- - - - - - - - - - - - - - - - - - - - - - - - - - - E N D - - - - - - - - - - - - - - - - - - - - - - - - - - -

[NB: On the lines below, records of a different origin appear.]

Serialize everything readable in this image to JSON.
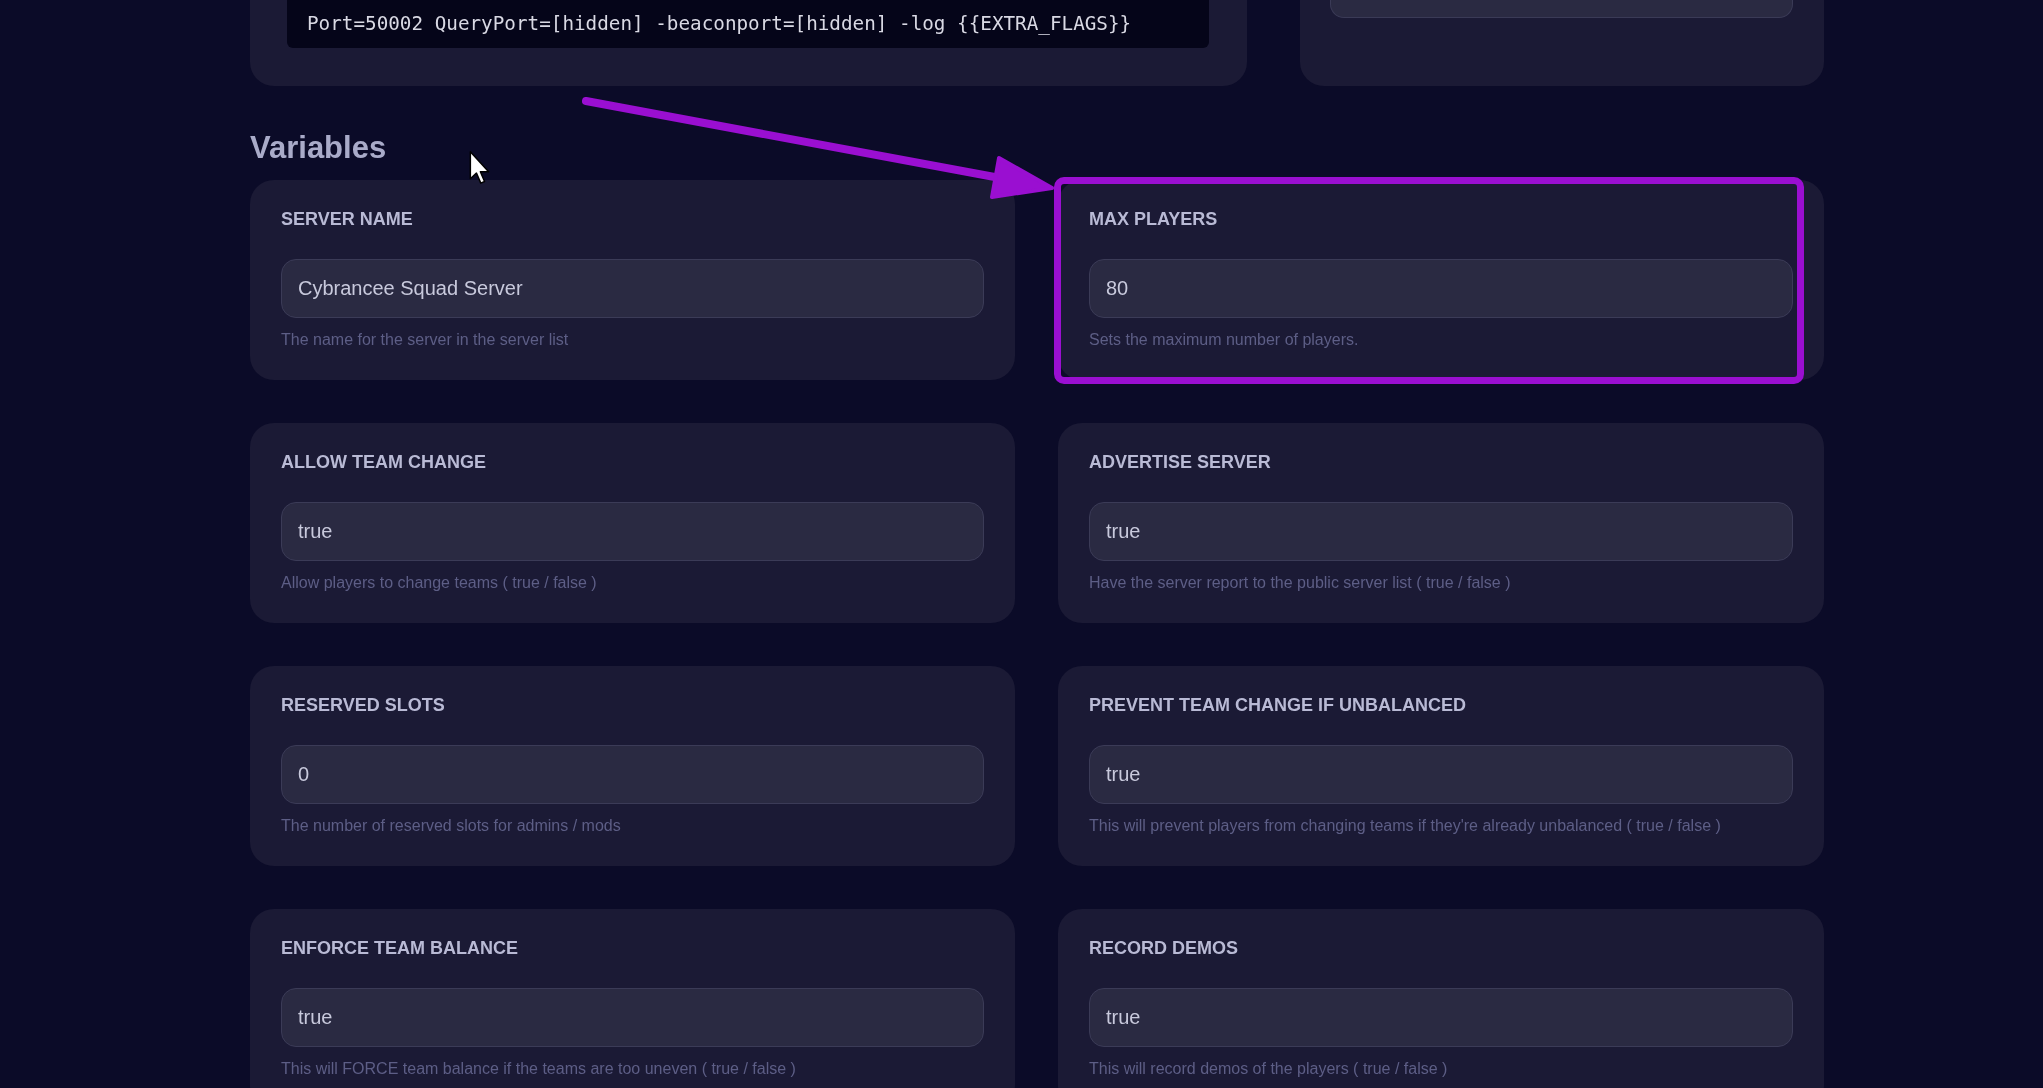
{
  "startup": {
    "command_lines": [
      "Port=50002 QueryPort=[hidden] -beaconport=[hidden] -log {{EXTRA_FLAGS}}"
    ]
  },
  "variables_section": {
    "title": "Variables"
  },
  "variables": [
    {
      "label": "SERVER NAME",
      "value": "Cybrancee Squad Server",
      "description": "The name for the server in the server list",
      "highlighted": false
    },
    {
      "label": "MAX PLAYERS",
      "value": "80",
      "description": "Sets the maximum number of players.",
      "highlighted": true
    },
    {
      "label": "ALLOW TEAM CHANGE",
      "value": "true",
      "description": "Allow players to change teams ( true / false )",
      "highlighted": false
    },
    {
      "label": "ADVERTISE SERVER",
      "value": "true",
      "description": "Have the server report to the public server list ( true / false )",
      "highlighted": false
    },
    {
      "label": "RESERVED SLOTS",
      "value": "0",
      "description": "The number of reserved slots for admins / mods",
      "highlighted": false
    },
    {
      "label": "PREVENT TEAM CHANGE IF UNBALANCED",
      "value": "true",
      "description": "This will prevent players from changing teams if they're already unbalanced ( true / false )",
      "highlighted": false
    },
    {
      "label": "ENFORCE TEAM BALANCE",
      "value": "true",
      "description": "This will FORCE team balance if the teams are too uneven ( true / false )",
      "highlighted": false
    },
    {
      "label": "RECORD DEMOS",
      "value": "true",
      "description": "This will record demos of the players ( true / false )",
      "highlighted": false
    }
  ]
}
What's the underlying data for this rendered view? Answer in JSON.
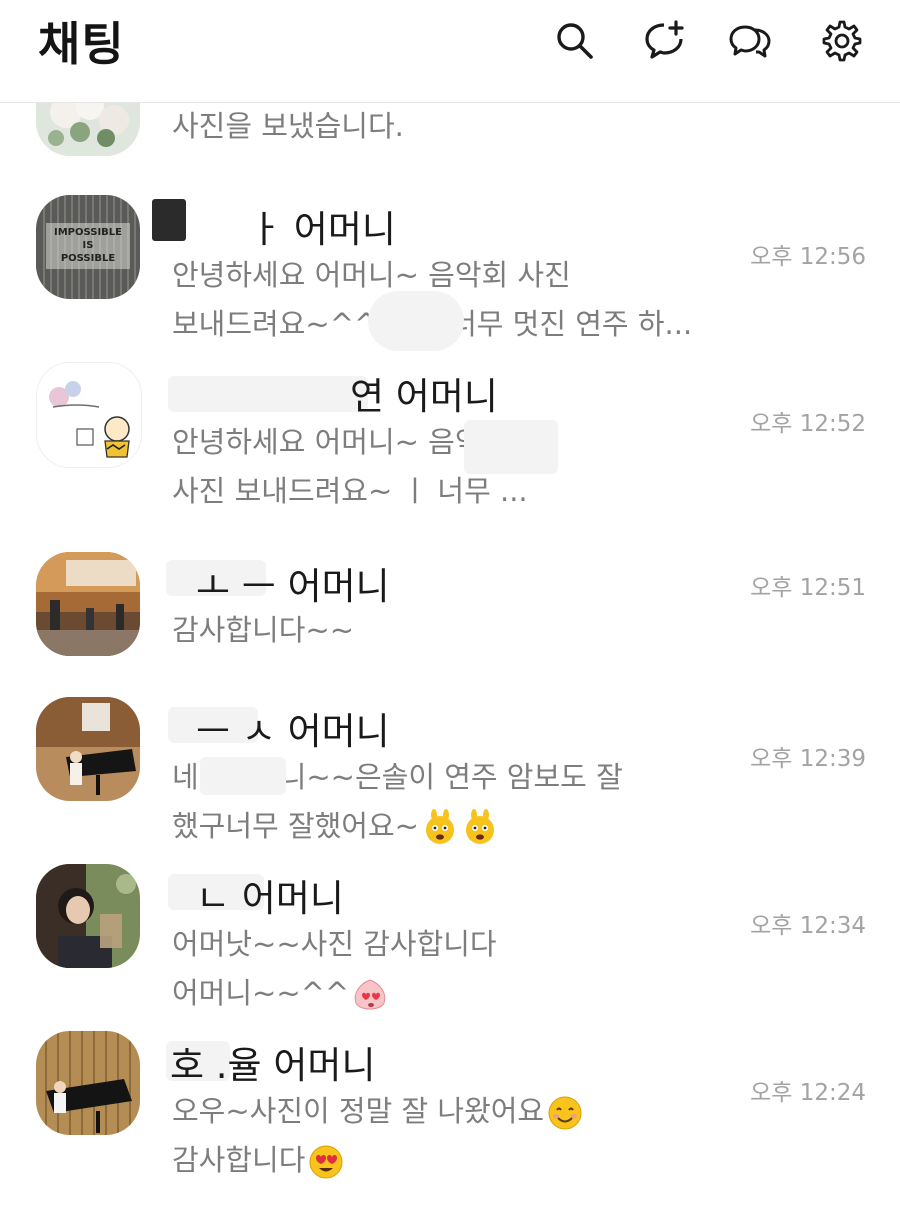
{
  "header": {
    "title": "채팅",
    "icons": [
      "search-icon",
      "new-chat-icon",
      "open-chat-icon",
      "settings-icon"
    ]
  },
  "chats": [
    {
      "name": "",
      "preview_lines": [
        "사진을 보냈습니다."
      ],
      "time": ""
    },
    {
      "name": "ㅏ 어머니",
      "preview_lines": [
        "안녕하세요 어머니~             음악회 사진",
        "보내드려요~^^ㄱ       ㅣ 너무 멋진 연주 하..."
      ],
      "time": "오후 12:56"
    },
    {
      "name": "연 어머니",
      "preview_lines": [
        "안녕하세요 어머니~                           음악회",
        "사진 보내드려요~                           ㅣ 너무 ..."
      ],
      "time": "오후 12:52"
    },
    {
      "name": "ㅗ ㅡ 어머니",
      "preview_lines": [
        "감사합니다~~"
      ],
      "time": "오후 12:51"
    },
    {
      "name": "ㅡ ㅅ 어머니",
      "preview_lines": [
        "네           , 어머니~~은솔이 연주 암보도 잘",
        "했구너무 잘했어요~"
      ],
      "time": "오후 12:39"
    },
    {
      "name": "ㄴ 어머니",
      "preview_lines": [
        "어머낫~~사진 감사합니다",
        "어머니~~^^"
      ],
      "time": "오후 12:34"
    },
    {
      "name": "호  .율 어머니",
      "preview_lines": [
        "오우~사진이 정말 잘 나왔어요",
        "감사합니다"
      ],
      "time": "오후 12:24"
    }
  ],
  "avatar_texts": {
    "impossible": [
      "IMPOSSIBLE",
      "IS",
      "POSSIBLE"
    ]
  }
}
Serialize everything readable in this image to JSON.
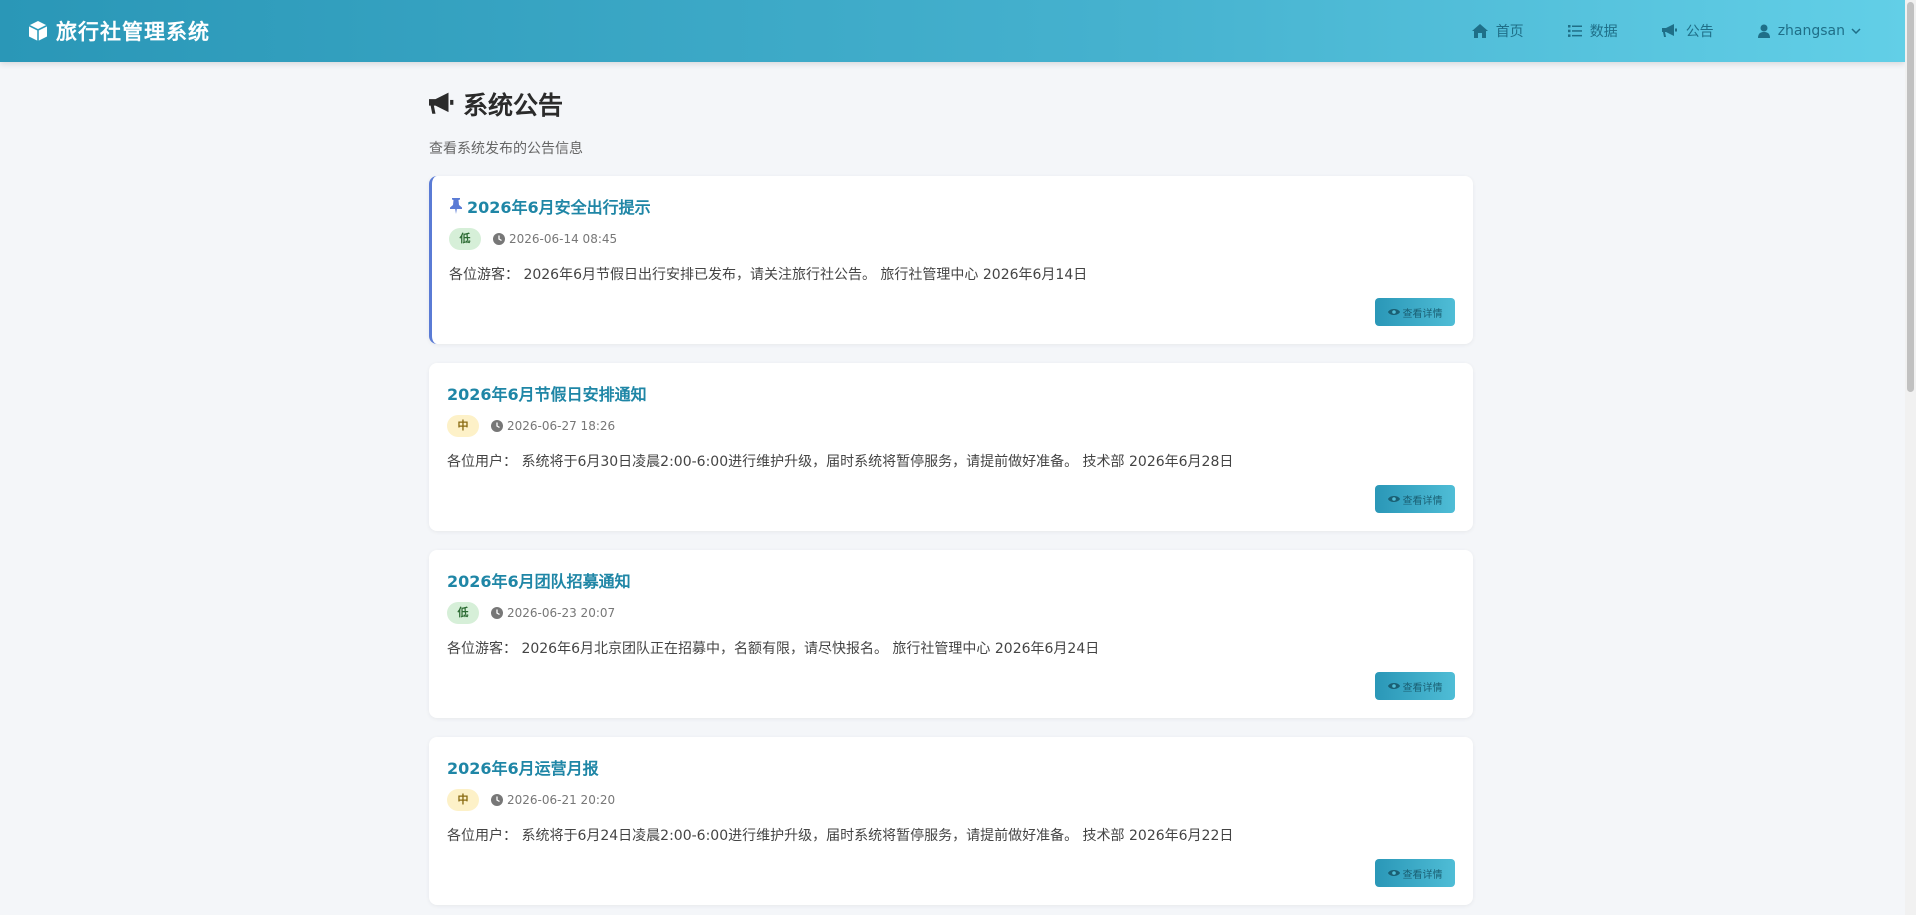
{
  "app": {
    "title": "旅行社管理系统"
  },
  "nav": {
    "home": "首页",
    "data": "数据",
    "notice": "公告",
    "user": "zhangsan"
  },
  "page": {
    "title": "系统公告",
    "subtitle": "查看系统发布的公告信息"
  },
  "notices": [
    {
      "title": "2026年6月安全出行提示",
      "pinned": true,
      "priority": "低",
      "time": "2026-06-14 08:45",
      "content": "各位游客： 2026年6月节假日出行安排已发布，请关注旅行社公告。 旅行社管理中心 2026年6月14日",
      "button": "查看详情"
    },
    {
      "title": "2026年6月节假日安排通知",
      "pinned": false,
      "priority": "中",
      "time": "2026-06-27 18:26",
      "content": "各位用户： 系统将于6月30日凌晨2:00-6:00进行维护升级，届时系统将暂停服务，请提前做好准备。 技术部 2026年6月28日",
      "button": "查看详情"
    },
    {
      "title": "2026年6月团队招募通知",
      "pinned": false,
      "priority": "低",
      "time": "2026-06-23 20:07",
      "content": "各位游客： 2026年6月北京团队正在招募中，名额有限，请尽快报名。 旅行社管理中心 2026年6月24日",
      "button": "查看详情"
    },
    {
      "title": "2026年6月运营月报",
      "pinned": false,
      "priority": "中",
      "time": "2026-06-21 20:20",
      "content": "各位用户： 系统将于6月24日凌晨2:00-6:00进行维护升级，届时系统将暂停服务，请提前做好准备。 技术部 2026年6月22日",
      "button": "查看详情"
    }
  ]
}
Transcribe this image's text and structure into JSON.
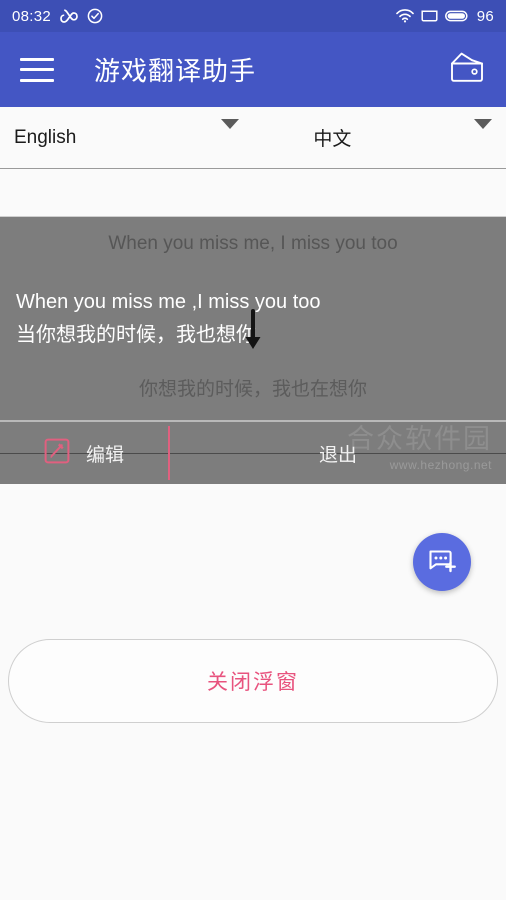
{
  "status_bar": {
    "time": "08:32",
    "battery_percent": "96",
    "icons": [
      "infinity-icon",
      "check-circle-icon",
      "wifi-icon",
      "sim-card-icon",
      "battery-icon"
    ]
  },
  "app_bar": {
    "menu_icon": "hamburger-menu-icon",
    "title": "游戏翻译助手",
    "action_icon": "wallet-icon"
  },
  "language_bar": {
    "source": {
      "value": "English",
      "caret": "chevron-down-icon"
    },
    "target": {
      "value": "中文",
      "caret": "chevron-down-icon"
    }
  },
  "overlay": {
    "previous_line": "When you miss me, I miss you too",
    "current_source": "When you miss me ,I miss you too",
    "current_translation": "当你想我的时候，我也想你",
    "next_line": "你想我的时候，我也在想你",
    "drag_handle_icon": "arrow-down-icon",
    "actions": {
      "edit": {
        "label": "编辑",
        "icon": "edit-pencil-icon"
      },
      "exit": {
        "label": "退出"
      }
    }
  },
  "fab": {
    "icon": "add-message-icon",
    "color": "#5a6ce0"
  },
  "close_button": {
    "label": "关闭浮窗",
    "text_color": "#e8537e"
  },
  "watermark": {
    "name": "合众软件园",
    "url": "www.hezhong.net"
  },
  "theme": {
    "status_bar_bg": "#3d4fb5",
    "app_bar_bg": "#4456c4",
    "overlay_bg": "#7d7d7d",
    "page_bg": "#fafafa",
    "accent_pink": "#e8537e"
  }
}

**correlation and percentages**• association between variables can be explored using counts • are high counts of bone needles associated with high counts of end scrapers? • similar questions can be asked using percent-standardized data • are high proportions of decorated pottery associated with high proportions of copper bells?**but…**• these are different questions with different implications for formal regression • percents will show some correlation even if underlying counts do not… • ‘spurious’ correlation (negative) • “closed-sum” effect**10 vars.**5 vars. 3 vars. 2 vars. matrix(round(rnorm(100, 50, 15), nrow=10)))** original counts** %s (10 vars.) %s (5 vars.) %s (3 vars.) %s (2 vars.)**original counts**%s 10 vars. %s 5 vars. %s 3 vars. %s 2 vars.**including outliers in regression analyses is usually a bad**idea… • Tukey-line / least squares discrepancies are good red-flag signals**“convex hull trimming”**> hull1 chull(x, y) > plot(x, y) > polygon(x[hull1], y[hull1]) > abline(lm(y[-hull1] ~ x[-hull1]))**transformation**• at least two major motivations in regression analysis: • create/improve a linear relationship • correct skewed distribution(s)**LG_DENS log(DENSITY)**old.par par(no.readonly = TRUE) plot(DIST, DENSITY, log="y") par(old.par)**transformation summary**• correcting left skew: x4 stronger x3 strong x2 mild • correcting right skew: x weak log(x) mild -1/x strong -1/x2 stronger**regression/correlation**• the strength of a relationship can be assessed by seeing how knowledge of one variable improves the ability to predict the other**if you ignore x, the best predictor of y will be the mean of**all y values (y-bar) • if the y measurements are widely scattered, prediction errors will be greater than if they are close together • we can assess the dispersion of y values around their mean by:**r2=**• “coefficient of determination” (r2) • describes the proportion of variation that is “explained” or accounted for by the regression line… • r2=.5 half of the variation is explained by the regression… half of the variation in y is explained by variation in x…**x**“explaining variance” range vs.**residuals**• vertical deviations of points around the regression • for case i, residual = yi-ŷi [yi-(a+bxi)] • residuals in y should not show patterned variation either with x or y-hat • should be normally distributed around the regression line • residual error should not be autocorrelated (errors/residuals in y are independent…)**residuals may show patterning with respect to other**variables… • explore this with a residual scatterplot • ŷ vs. other variables… • are there suggestions of linear or other kinds of relationships? • if r2 < 1, some of the remaining variation may be explainable with reference to other variables**paying close attention to outliers in a residual plot may**lead to important insights • e.g.: outlying residuals from quantities of exotic flint ~ distance from quarries • sites with special access though transport routes, political alliances… • residuals from regressions are often the main payoff**Middle Formative,**Basin of Mexico**Formative Basin of Mexico**• settlement survey • 3 variables recorded from sites: • site size (proxy for population) • amount of arable land in standard “catchment” • productivity index for soils**SIZE (ha)**• AGLAND (km2) • PROD (index) How are these variables related? Do any make sense as dependent or independent variables?**(ha)**(km2) r2 = .75 y = 35.4 + .66x SIZE = 35.38 + .66*AGLAND**residual SIZE = SIZE – SIZE-hat**> resSize frmdat$size – (35.4 +.66 * frmdat$agland)**PROD & SIZE**SIZE = -29 + 98 * PROD r2 = .69**r2 = .75**What have we “explained” about site size?? r2 = .69**X0**X1 X2 multiple regression…**X0**1 1 = total variance observed in independent variable (x0)**X0**X1 variance in x0 explained by x1, by itself… variance in x0 unexplained by x1…**X0**X2 variance in x0 explained by x2, by itself… variance in x0 unexplained by x2…**X0**X1 (total variance in x0 explained by x1, that is not explained by x2…) partial correlation coefficient: proportion of variance in x0 explained by x1, that is not explained by x2…**multiple coefficient of determination:**variance in x0 explained by x1 and x2, both separately, and together…**productivity**agricultural land SITE-SIZE